───── Recorded information

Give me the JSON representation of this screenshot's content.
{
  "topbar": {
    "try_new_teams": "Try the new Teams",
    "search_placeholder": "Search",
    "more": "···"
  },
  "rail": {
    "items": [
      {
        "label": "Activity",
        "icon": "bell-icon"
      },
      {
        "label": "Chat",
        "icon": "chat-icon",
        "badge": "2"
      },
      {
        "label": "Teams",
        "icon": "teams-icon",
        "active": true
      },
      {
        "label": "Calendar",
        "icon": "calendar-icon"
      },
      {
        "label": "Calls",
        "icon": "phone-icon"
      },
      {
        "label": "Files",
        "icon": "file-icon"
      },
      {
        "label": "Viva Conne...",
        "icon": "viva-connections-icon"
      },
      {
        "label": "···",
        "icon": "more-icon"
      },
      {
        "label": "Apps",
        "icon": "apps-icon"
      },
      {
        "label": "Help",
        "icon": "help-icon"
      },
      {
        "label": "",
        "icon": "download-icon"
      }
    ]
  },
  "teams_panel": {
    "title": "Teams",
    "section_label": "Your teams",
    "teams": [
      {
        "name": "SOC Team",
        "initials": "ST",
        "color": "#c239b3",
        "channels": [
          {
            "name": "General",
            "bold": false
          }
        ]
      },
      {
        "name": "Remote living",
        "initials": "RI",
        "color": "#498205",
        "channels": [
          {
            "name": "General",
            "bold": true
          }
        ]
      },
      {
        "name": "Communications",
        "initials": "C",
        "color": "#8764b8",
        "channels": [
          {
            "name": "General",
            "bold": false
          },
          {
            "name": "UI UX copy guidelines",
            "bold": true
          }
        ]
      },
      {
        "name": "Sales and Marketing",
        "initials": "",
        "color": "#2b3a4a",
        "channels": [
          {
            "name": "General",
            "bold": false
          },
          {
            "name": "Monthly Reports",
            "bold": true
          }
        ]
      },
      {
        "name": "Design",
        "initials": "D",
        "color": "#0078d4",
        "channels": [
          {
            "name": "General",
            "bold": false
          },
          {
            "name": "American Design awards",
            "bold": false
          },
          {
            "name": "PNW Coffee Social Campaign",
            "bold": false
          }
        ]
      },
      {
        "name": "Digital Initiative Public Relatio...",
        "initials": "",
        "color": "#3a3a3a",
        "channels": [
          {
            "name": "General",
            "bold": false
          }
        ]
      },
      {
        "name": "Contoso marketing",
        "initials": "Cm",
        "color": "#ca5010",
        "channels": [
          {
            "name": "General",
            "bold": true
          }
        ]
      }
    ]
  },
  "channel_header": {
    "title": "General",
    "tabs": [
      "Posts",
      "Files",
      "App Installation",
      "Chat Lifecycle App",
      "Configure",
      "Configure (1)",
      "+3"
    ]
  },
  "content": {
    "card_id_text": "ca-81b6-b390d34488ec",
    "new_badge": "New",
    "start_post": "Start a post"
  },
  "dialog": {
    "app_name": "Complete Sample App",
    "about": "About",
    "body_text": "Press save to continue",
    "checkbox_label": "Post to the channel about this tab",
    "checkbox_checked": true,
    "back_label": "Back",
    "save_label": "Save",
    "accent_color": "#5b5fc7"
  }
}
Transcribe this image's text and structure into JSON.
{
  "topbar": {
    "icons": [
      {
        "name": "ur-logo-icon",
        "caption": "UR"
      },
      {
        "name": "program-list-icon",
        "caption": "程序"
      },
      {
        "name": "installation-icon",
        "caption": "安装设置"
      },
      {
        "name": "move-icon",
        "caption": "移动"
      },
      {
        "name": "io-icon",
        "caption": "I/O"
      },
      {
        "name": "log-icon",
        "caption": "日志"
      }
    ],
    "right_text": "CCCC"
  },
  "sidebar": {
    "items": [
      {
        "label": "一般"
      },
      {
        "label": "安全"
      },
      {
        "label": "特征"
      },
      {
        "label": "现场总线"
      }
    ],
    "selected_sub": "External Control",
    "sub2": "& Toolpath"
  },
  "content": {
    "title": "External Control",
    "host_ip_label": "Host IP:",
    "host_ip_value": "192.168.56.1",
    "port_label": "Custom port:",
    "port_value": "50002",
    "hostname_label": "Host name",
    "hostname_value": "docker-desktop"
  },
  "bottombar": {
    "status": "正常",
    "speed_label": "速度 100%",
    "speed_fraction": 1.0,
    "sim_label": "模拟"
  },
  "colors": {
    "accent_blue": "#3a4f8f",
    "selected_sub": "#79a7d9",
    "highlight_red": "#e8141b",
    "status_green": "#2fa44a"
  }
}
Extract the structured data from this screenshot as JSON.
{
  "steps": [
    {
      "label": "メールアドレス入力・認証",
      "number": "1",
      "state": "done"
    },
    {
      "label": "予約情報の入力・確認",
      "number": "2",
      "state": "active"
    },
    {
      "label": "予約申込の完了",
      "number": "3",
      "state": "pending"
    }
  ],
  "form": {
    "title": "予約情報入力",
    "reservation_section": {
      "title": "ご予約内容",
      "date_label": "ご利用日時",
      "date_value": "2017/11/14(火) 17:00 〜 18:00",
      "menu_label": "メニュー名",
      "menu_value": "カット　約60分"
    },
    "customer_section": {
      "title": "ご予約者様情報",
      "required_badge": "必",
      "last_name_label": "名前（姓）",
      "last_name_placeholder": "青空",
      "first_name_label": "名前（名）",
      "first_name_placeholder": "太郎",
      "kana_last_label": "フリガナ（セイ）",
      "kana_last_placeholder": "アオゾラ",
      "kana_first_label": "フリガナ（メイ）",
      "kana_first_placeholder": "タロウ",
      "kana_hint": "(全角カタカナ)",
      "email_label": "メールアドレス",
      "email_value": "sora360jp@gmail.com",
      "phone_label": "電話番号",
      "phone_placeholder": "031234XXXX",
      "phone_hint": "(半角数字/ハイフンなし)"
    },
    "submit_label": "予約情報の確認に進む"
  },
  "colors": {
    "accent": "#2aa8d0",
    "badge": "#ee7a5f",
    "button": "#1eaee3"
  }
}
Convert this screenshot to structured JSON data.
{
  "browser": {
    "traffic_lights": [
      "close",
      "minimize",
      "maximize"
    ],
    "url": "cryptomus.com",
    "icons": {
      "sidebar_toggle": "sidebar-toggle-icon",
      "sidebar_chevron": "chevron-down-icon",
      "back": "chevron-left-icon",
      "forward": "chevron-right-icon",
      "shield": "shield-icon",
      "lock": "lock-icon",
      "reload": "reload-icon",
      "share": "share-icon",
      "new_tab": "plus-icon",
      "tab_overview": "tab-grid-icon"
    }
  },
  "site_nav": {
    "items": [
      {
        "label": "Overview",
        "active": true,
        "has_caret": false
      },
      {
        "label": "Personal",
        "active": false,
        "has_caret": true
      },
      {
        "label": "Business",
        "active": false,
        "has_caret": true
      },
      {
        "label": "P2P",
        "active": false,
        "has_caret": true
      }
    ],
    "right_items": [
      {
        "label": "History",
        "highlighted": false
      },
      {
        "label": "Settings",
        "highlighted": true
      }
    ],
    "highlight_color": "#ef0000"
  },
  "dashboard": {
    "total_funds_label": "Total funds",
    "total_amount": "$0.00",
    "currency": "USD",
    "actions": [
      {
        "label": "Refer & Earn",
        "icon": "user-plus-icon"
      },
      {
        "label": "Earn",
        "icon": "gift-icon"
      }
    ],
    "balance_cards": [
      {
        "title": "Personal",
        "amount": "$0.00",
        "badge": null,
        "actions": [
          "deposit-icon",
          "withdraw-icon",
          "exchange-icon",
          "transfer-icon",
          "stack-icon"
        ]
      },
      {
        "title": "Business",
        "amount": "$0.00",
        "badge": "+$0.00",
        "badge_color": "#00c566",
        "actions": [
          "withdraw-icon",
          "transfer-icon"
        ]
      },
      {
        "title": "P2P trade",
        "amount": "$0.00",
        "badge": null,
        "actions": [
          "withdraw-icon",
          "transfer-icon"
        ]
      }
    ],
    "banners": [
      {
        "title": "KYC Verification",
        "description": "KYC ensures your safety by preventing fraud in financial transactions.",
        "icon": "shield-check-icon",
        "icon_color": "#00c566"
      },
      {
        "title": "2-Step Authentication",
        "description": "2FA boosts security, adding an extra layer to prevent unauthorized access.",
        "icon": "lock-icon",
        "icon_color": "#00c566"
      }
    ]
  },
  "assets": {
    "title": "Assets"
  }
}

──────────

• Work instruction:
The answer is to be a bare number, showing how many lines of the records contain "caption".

• Solved problem:
6